    Her Majesty the Queen visited the Royal Academy on 20 March this year to mark the redevelopment of its Burlington Gardens building. In doing so she acknowledged a relationship that has continued since the reign of George III, who signed the Instrument of Foundation for the Academy on 10 December 1768.

    The King wrote his name at the foot of a plan for an art school and annual exhibition. Despite royal approval, this was not a legal document. For centuries a Royal Charter was the only way a body could become incorporated by law and it is highly unusual that an institution such as the RA should lack a charter. This absence is bound up with the fate of the Academy’s predecessor, the Society of Artists of Great Britain. Formed in 1759 to organise exhibitions of contemporary art, the Society was granted a charter in 1765, but immediately fell into constitutional discord. A senior group of artists had seceded from the Society in 1768 and made a direct approach to the King, to secure his signature on their hastily written Instrument for a new Academy.

    The Royal Academy was created by George III’s personal will and costs were to be covered by the Privy Purse.
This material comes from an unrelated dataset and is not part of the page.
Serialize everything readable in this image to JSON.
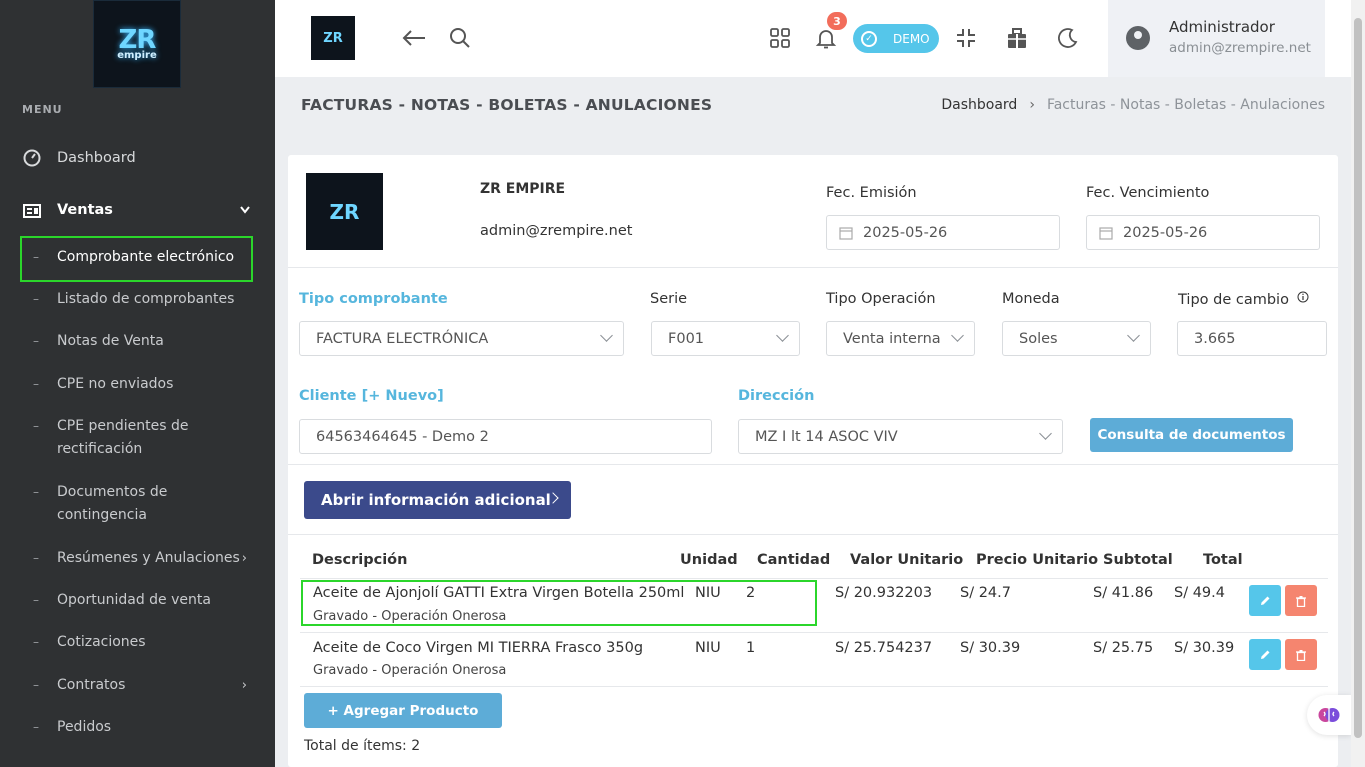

It was a private project, a hobby even. In 1771 the artists complained that their Pall Mall quarters were too cramped and so the King provided space in an abandoned palace on the Thames, the old Somerset House. The RA had no lease, it paid no rent, and so was dependent on the will of the King.

  • Any society incorporated by a Royal Charter is subject to government oversight. By avoiding a charter and nurturing a personal relationship to the Sovereign, the RA guaranteed an independence which it cherishes to this day. The RA was free to adapt to circumstances, if it obtained the sanction of George III, who checked every election and major decision, sometimes exercising his veto. Though many of the King’s successors have not paid such close attention to Academy affairs, the tradition of preparing documents for the Sovereign continues. The RA is deeply characterised by this rather unusual relationship to the Crown and when offered the possibility of being granted a charter in the 1860s, it declined. The Queen remains the RA’s “Patron, Protector and Supporter”, a phrase used in the Instrument of Foundation, and so, to the question, “How royal is the RA?”, the answer is, “Very royal indeed”.

  • Her Majesty Queen Elizabeth II officially opens Burlington Gardens, March 2018

    Her Majesty Queen Elizabeth II officially opens Burlington Gardens, March 2018

    Photo by Thomas Alexander